What’s a nice Irish lass doing in a place like this?
No offense to Jackson, the lanky, snow-white-haired, piano-playing, rock-steady, genre-bending chameleon from England, but Gentle Gem looks or acts nothing like the guy who was part of the New Wave movement in the late 1970s. The headliner of the night’s sold-out show is even old enough to be Hayes’ father, which he could be ... if only he were considerably better looking.
If Hayes’ introduction didn’t get the attention of the early arrivals, her dreamy 30-minute set certainly did. To answer the original question, Hayes was finishing up a series of dates in the United States opening up for Jackson to promote her third album, The Hollow of Morning, which was released September 30, 2008, via Second Motion Records.

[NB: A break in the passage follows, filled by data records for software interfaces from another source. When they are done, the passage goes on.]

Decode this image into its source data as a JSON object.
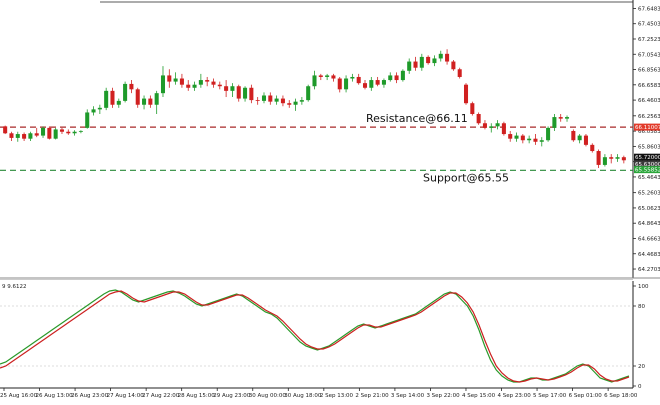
{
  "chart_data": [
    {
      "type": "candlestick",
      "price_axis": {
        "ylim": [
          64.18,
          67.68
        ],
        "tick_labels": [
          "67.64830",
          "67.45030",
          "67.25230",
          "67.05430",
          "66.85630",
          "66.65830",
          "66.46030",
          "66.25630",
          "66.05830",
          "65.86030",
          "65.66230",
          "65.46430",
          "65.26030",
          "65.06230",
          "64.86430",
          "64.66630",
          "64.46830",
          "64.27030"
        ],
        "tick_values": [
          67.6483,
          67.4503,
          67.2523,
          67.0543,
          66.8563,
          66.6583,
          66.4603,
          66.2563,
          66.0583,
          65.8603,
          65.6623,
          65.4643,
          65.2603,
          65.0623,
          64.8643,
          64.6663,
          64.4683,
          64.2703
        ]
      },
      "candles": [
        [
          66.12,
          66.13,
          66.02,
          66.03
        ],
        [
          66.03,
          66.05,
          65.93,
          65.97
        ],
        [
          65.97,
          66.05,
          65.92,
          66.02
        ],
        [
          66.02,
          66.04,
          65.93,
          65.96
        ],
        [
          65.96,
          66.05,
          65.93,
          66.03
        ],
        [
          66.03,
          66.1,
          65.98,
          66.0
        ],
        [
          66.0,
          66.12,
          65.97,
          66.1
        ],
        [
          66.1,
          66.12,
          65.95,
          65.96
        ],
        [
          65.96,
          66.1,
          65.95,
          66.08
        ],
        [
          66.08,
          66.1,
          66.02,
          66.05
        ],
        [
          66.05,
          66.08,
          66.01,
          66.03
        ],
        [
          66.03,
          66.07,
          66.0,
          66.05
        ],
        [
          66.05,
          66.07,
          66.03,
          66.06
        ],
        [
          66.1,
          66.34,
          66.09,
          66.3
        ],
        [
          66.3,
          66.38,
          66.26,
          66.34
        ],
        [
          66.34,
          66.4,
          66.28,
          66.36
        ],
        [
          66.36,
          66.62,
          66.33,
          66.58
        ],
        [
          66.58,
          66.62,
          66.36,
          66.4
        ],
        [
          66.4,
          66.48,
          66.36,
          66.45
        ],
        [
          66.45,
          66.7,
          66.43,
          66.67
        ],
        [
          66.67,
          66.72,
          66.55,
          66.6
        ],
        [
          66.6,
          66.62,
          66.36,
          66.4
        ],
        [
          66.4,
          66.52,
          66.34,
          66.48
        ],
        [
          66.48,
          66.52,
          66.36,
          66.4
        ],
        [
          66.4,
          66.58,
          66.28,
          66.55
        ],
        [
          66.55,
          66.9,
          66.5,
          66.78
        ],
        [
          66.78,
          66.86,
          66.62,
          66.7
        ],
        [
          66.7,
          66.82,
          66.66,
          66.74
        ],
        [
          66.74,
          66.8,
          66.62,
          66.66
        ],
        [
          66.66,
          66.72,
          66.58,
          66.62
        ],
        [
          66.62,
          66.7,
          66.58,
          66.66
        ],
        [
          66.66,
          66.8,
          66.62,
          66.72
        ],
        [
          66.72,
          66.76,
          66.64,
          66.7
        ],
        [
          66.7,
          66.74,
          66.62,
          66.66
        ],
        [
          66.66,
          66.7,
          66.6,
          66.64
        ],
        [
          66.64,
          66.72,
          66.5,
          66.58
        ],
        [
          66.58,
          66.68,
          66.5,
          66.64
        ],
        [
          66.64,
          66.66,
          66.44,
          66.48
        ],
        [
          66.48,
          66.64,
          66.44,
          66.62
        ],
        [
          66.62,
          66.66,
          66.42,
          66.46
        ],
        [
          66.46,
          66.5,
          66.4,
          66.45
        ],
        [
          66.45,
          66.56,
          66.42,
          66.52
        ],
        [
          66.52,
          66.56,
          66.4,
          66.44
        ],
        [
          66.44,
          66.52,
          66.4,
          66.48
        ],
        [
          66.48,
          66.52,
          66.38,
          66.42
        ],
        [
          66.42,
          66.46,
          66.36,
          66.4
        ],
        [
          66.4,
          66.48,
          66.32,
          66.44
        ],
        [
          66.44,
          66.5,
          66.4,
          66.46
        ],
        [
          66.46,
          66.66,
          66.44,
          66.64
        ],
        [
          66.64,
          66.84,
          66.6,
          66.78
        ],
        [
          66.78,
          66.8,
          66.72,
          66.76
        ],
        [
          66.76,
          66.8,
          66.72,
          66.78
        ],
        [
          66.78,
          66.8,
          66.7,
          66.74
        ],
        [
          66.74,
          66.76,
          66.56,
          66.6
        ],
        [
          66.6,
          66.78,
          66.56,
          66.74
        ],
        [
          66.74,
          66.8,
          66.7,
          66.76
        ],
        [
          66.76,
          66.8,
          66.66,
          66.68
        ],
        [
          66.68,
          66.72,
          66.6,
          66.62
        ],
        [
          66.62,
          66.76,
          66.58,
          66.72
        ],
        [
          66.72,
          66.76,
          66.64,
          66.66
        ],
        [
          66.66,
          66.74,
          66.62,
          66.72
        ],
        [
          66.72,
          66.82,
          66.7,
          66.78
        ],
        [
          66.78,
          66.82,
          66.68,
          66.72
        ],
        [
          66.72,
          66.86,
          66.7,
          66.84
        ],
        [
          66.84,
          67.0,
          66.8,
          66.96
        ],
        [
          66.96,
          67.02,
          66.84,
          66.88
        ],
        [
          66.88,
          67.06,
          66.84,
          67.02
        ],
        [
          67.02,
          67.04,
          66.92,
          66.94
        ],
        [
          66.94,
          67.04,
          66.9,
          67.0
        ],
        [
          67.0,
          67.1,
          66.96,
          67.06
        ],
        [
          67.06,
          67.12,
          66.92,
          66.96
        ],
        [
          66.96,
          66.98,
          66.84,
          66.86
        ],
        [
          66.86,
          66.88,
          66.74,
          66.76
        ],
        [
          66.66,
          66.68,
          66.4,
          66.42
        ],
        [
          66.42,
          66.44,
          66.26,
          66.28
        ],
        [
          66.28,
          66.3,
          66.14,
          66.16
        ],
        [
          66.16,
          66.2,
          66.08,
          66.1
        ],
        [
          66.1,
          66.16,
          66.04,
          66.12
        ],
        [
          66.12,
          66.2,
          66.08,
          66.16
        ],
        [
          66.16,
          66.18,
          66.0,
          66.02
        ],
        [
          66.02,
          66.06,
          65.92,
          65.96
        ],
        [
          65.96,
          66.04,
          65.92,
          66.0
        ],
        [
          66.0,
          66.02,
          65.9,
          65.94
        ],
        [
          65.94,
          66.0,
          65.9,
          65.96
        ],
        [
          65.96,
          66.02,
          65.88,
          65.92
        ],
        [
          65.92,
          65.98,
          65.86,
          65.94
        ],
        [
          65.94,
          66.12,
          65.92,
          66.1
        ],
        [
          66.1,
          66.28,
          66.06,
          66.24
        ],
        [
          66.24,
          66.28,
          66.18,
          66.22
        ],
        [
          66.22,
          66.26,
          66.18,
          66.24
        ],
        [
          66.06,
          66.08,
          65.92,
          65.94
        ],
        [
          65.94,
          66.02,
          65.9,
          66.0
        ],
        [
          66.0,
          66.02,
          65.86,
          65.88
        ],
        [
          65.88,
          65.9,
          65.78,
          65.8
        ],
        [
          65.8,
          65.82,
          65.58,
          65.62
        ],
        [
          65.62,
          65.76,
          65.6,
          65.72
        ],
        [
          65.72,
          65.76,
          65.64,
          65.7
        ],
        [
          65.7,
          65.76,
          65.66,
          65.72
        ],
        [
          65.72,
          65.74,
          65.64,
          65.68
        ]
      ],
      "current_price_label": "65.72000",
      "price_tags": [
        {
          "label": "66.11007",
          "value": 66.11007,
          "color": "#e23a2a"
        },
        {
          "label": "65.63000",
          "value": 65.63,
          "color": "#3a3a3a"
        },
        {
          "label": "65.55852",
          "value": 65.55852,
          "color": "#2aa63a"
        }
      ],
      "lines": [
        {
          "name": "resistance",
          "value": 66.11,
          "label": "Resistance@66.11",
          "color": "#a82a2a",
          "style": "dashed"
        },
        {
          "name": "support",
          "value": 65.55,
          "label": "Support@65.55",
          "color": "#2a8a3a",
          "style": "dashed"
        }
      ]
    },
    {
      "type": "line",
      "indicator_label": "9 9.6122",
      "ylim": [
        0,
        100
      ],
      "tick_labels": [
        "100",
        "80",
        "20",
        "0"
      ],
      "tick_values": [
        100,
        80,
        20,
        0
      ],
      "levels": [
        80,
        20
      ],
      "series": [
        {
          "color": "#2a9a2a",
          "values": [
            22,
            24,
            28,
            32,
            36,
            40,
            44,
            48,
            52,
            56,
            60,
            64,
            68,
            72,
            76,
            80,
            84,
            88,
            92,
            95,
            96,
            94,
            90,
            86,
            84,
            86,
            88,
            90,
            92,
            94,
            95,
            93,
            90,
            86,
            82,
            80,
            82,
            84,
            86,
            88,
            90,
            92,
            90,
            86,
            82,
            78,
            74,
            72,
            68,
            62,
            56,
            50,
            44,
            40,
            38,
            36,
            38,
            40,
            44,
            48,
            52,
            56,
            60,
            62,
            60,
            58,
            60,
            62,
            64,
            66,
            68,
            70,
            72,
            76,
            80,
            84,
            88,
            92,
            94,
            92,
            86,
            80,
            70,
            56,
            40,
            26,
            16,
            10,
            6,
            4,
            4,
            6,
            8,
            8,
            6,
            6,
            8,
            10,
            12,
            16,
            20,
            22,
            20,
            14,
            8,
            6,
            4,
            6,
            8,
            10
          ]
        },
        {
          "color": "#cc2020",
          "values": [
            18,
            20,
            24,
            28,
            32,
            36,
            40,
            44,
            48,
            52,
            56,
            60,
            64,
            68,
            72,
            76,
            80,
            84,
            88,
            92,
            94,
            95,
            92,
            88,
            85,
            84,
            86,
            88,
            90,
            92,
            94,
            94,
            92,
            88,
            84,
            81,
            81,
            83,
            85,
            87,
            89,
            91,
            91,
            88,
            84,
            80,
            76,
            73,
            70,
            65,
            59,
            53,
            47,
            42,
            39,
            37,
            37,
            39,
            42,
            46,
            50,
            54,
            58,
            61,
            61,
            59,
            59,
            61,
            63,
            65,
            67,
            69,
            71,
            74,
            78,
            82,
            86,
            90,
            93,
            93,
            89,
            83,
            74,
            61,
            46,
            32,
            20,
            13,
            8,
            5,
            4,
            5,
            7,
            8,
            7,
            6,
            7,
            9,
            11,
            14,
            18,
            21,
            21,
            17,
            11,
            7,
            5,
            5,
            7,
            9
          ]
        }
      ]
    }
  ],
  "time_axis": {
    "labels": [
      "25 Aug 16:00",
      "26 Aug 13:00",
      "26 Aug 23:00",
      "27 Aug 14:00",
      "27 Aug 22:00",
      "28 Aug 15:00",
      "29 Aug 23:00",
      "30 Aug 00:00",
      "30 Aug 18:00",
      "2 Sep 13:00",
      "2 Sep 21:00",
      "3 Sep 14:00",
      "3 Sep 22:00",
      "4 Sep 15:00",
      "4 Sep 23:00",
      "5 Sep 17:00",
      "6 Sep 01:00",
      "6 Sep 18:00"
    ]
  }
}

The record was co-produced by longtime collaborator David Odlum, a onetime Dublin busker and former member of The Frames who brought some gravitas to the proceedings with his blazing electric guitar runs. Not that the audience needed to be pumped up for Jackson’s arrival.
They seemed content to sit through the soothing sounds of Hayes, whose smile alone could light up an entire theater. Resembling a petite version of Uma Thurman, Hayes is a wisp of a woman, and her songs seem even lighter. Not lightweight or lighthearted, mind you. Her profound words carry significant weight, yet with her feathery touch, they seemed ready to vanish into thin air, which would have been appropriate in this college town situated 5,400 feet above sea level.
Though she dressed down for the performance, wearing jeans and a beige tank top, with her blonde locks wrapped in a ponytail, the striking beauty was there for all to behold. And that ethereal voice wasn’t bad either.
Hayes began her six-song set with two selections from her 2005 release, The Roads Don't Love You, “Happy Sad” and “Easy On The Eye.” Wink, wink.
After switching acoustic guitars for the lovely “In Over My Head” from The Hollow of Morning, Hayes told the crowd to hold on while she searched for a guitar pick in the back pocket of her jeans. “I swear I’m a professional,” she said apologetically.
On the album, “In Over My Head” begins with the sounds of a gentle breeze blowing, birds chirping, and church bells ringing. It then transforms into a mid-tempo rocker blending her layered vocals with soaring guitars from My Bloody Valentine’s Kevin Shields. It was one of the highlights of her show and the album.